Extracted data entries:
# # # # # # #
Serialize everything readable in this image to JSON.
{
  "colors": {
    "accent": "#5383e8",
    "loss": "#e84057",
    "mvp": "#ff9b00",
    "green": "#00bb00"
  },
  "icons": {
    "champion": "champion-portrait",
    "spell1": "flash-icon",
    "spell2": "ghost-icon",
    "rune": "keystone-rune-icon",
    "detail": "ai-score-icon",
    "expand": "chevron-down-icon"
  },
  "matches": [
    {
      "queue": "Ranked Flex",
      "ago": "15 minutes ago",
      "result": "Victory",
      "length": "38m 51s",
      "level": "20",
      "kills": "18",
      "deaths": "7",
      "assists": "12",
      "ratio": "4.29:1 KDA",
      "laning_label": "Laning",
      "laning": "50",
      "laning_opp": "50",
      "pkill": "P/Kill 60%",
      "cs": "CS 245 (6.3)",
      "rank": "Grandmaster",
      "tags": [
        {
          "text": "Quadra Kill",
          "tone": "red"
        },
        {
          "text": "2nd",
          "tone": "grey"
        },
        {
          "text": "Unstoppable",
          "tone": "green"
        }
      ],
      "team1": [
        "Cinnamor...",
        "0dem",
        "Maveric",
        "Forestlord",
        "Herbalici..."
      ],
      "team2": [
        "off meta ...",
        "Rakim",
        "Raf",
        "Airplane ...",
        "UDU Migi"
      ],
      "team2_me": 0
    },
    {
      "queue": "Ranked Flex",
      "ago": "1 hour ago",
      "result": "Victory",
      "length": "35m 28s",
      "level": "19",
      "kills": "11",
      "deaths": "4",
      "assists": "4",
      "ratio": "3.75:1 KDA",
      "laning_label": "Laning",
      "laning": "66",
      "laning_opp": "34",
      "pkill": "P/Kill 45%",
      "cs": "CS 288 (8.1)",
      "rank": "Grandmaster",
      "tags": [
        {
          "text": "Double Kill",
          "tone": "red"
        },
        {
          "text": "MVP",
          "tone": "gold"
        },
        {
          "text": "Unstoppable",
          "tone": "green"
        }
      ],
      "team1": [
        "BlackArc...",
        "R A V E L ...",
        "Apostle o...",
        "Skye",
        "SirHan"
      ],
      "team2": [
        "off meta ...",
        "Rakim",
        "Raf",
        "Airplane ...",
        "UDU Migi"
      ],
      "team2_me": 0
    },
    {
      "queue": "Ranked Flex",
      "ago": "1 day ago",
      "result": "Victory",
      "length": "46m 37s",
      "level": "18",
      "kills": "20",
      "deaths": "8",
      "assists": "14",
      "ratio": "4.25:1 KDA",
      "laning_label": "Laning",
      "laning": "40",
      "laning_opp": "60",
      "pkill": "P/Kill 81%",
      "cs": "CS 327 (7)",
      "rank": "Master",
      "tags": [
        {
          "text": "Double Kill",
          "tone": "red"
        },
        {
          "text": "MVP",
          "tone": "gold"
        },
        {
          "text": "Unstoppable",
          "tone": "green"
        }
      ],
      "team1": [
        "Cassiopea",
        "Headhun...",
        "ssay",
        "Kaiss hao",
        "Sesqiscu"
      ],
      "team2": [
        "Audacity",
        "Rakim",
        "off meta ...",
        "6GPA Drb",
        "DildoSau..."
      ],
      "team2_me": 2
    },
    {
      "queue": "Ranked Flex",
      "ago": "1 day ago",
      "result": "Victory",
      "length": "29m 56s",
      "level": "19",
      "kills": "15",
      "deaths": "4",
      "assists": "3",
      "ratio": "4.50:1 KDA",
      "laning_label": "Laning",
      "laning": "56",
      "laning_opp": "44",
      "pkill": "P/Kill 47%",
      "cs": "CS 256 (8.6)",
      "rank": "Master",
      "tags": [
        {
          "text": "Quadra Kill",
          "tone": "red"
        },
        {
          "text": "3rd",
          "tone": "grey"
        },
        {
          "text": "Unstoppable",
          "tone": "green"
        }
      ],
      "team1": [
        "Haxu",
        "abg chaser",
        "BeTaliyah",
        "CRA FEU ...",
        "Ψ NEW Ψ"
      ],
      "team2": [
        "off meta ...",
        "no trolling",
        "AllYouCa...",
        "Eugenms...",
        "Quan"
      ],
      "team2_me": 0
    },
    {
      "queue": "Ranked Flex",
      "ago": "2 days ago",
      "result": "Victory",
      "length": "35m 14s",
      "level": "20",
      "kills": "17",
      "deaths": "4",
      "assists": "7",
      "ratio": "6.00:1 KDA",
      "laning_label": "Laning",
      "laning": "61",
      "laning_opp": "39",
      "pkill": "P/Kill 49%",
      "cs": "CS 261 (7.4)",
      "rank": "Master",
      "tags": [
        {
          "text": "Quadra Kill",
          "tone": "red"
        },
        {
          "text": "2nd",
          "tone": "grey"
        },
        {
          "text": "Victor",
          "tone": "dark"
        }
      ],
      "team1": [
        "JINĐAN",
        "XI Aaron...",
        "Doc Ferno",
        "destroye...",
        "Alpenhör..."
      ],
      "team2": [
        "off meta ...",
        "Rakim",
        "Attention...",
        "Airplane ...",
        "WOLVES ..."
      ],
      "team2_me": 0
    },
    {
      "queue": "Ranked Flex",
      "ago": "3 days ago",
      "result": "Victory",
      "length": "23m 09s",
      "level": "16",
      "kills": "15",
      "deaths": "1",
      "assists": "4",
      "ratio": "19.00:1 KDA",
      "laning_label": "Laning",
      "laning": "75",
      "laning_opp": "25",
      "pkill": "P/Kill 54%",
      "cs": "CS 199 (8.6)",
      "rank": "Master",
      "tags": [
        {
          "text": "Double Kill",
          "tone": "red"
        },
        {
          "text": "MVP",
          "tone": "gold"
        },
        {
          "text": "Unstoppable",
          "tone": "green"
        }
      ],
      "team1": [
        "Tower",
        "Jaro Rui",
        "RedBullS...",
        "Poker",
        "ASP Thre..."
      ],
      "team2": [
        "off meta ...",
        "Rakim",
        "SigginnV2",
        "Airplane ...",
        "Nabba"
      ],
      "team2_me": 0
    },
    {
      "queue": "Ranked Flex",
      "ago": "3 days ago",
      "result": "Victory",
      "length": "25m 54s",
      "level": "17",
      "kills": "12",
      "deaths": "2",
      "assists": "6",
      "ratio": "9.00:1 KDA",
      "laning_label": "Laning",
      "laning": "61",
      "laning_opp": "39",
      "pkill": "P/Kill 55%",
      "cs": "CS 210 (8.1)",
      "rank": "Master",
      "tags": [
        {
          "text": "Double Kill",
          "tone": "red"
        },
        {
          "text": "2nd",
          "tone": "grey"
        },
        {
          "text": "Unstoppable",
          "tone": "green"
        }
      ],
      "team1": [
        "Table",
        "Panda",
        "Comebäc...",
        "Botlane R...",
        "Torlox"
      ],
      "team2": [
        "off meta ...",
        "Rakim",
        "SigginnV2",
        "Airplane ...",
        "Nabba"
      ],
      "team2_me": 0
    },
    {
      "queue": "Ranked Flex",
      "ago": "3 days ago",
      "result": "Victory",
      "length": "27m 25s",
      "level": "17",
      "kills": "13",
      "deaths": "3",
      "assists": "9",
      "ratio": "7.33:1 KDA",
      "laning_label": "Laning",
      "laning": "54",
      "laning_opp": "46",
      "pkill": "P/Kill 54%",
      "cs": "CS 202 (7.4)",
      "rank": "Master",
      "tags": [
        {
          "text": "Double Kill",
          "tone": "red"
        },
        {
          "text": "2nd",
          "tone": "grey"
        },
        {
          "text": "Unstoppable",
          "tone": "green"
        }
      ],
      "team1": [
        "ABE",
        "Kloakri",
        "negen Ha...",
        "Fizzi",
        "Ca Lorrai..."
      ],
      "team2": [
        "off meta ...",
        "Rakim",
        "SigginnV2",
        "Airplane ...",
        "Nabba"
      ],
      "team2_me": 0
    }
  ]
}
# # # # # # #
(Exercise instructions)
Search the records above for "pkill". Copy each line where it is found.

(Result for this task)
      "pkill": "P/Kill 60%",
      "pkill": "P/Kill 45%",
      "pkill": "P/Kill 81%",
      "pkill": "P/Kill 47%",
      "pkill": "P/Kill 49%",
      "pkill": "P/Kill 54%",
      "pkill": "P/Kill 55%",
      "pkill": "P/Kill 54%",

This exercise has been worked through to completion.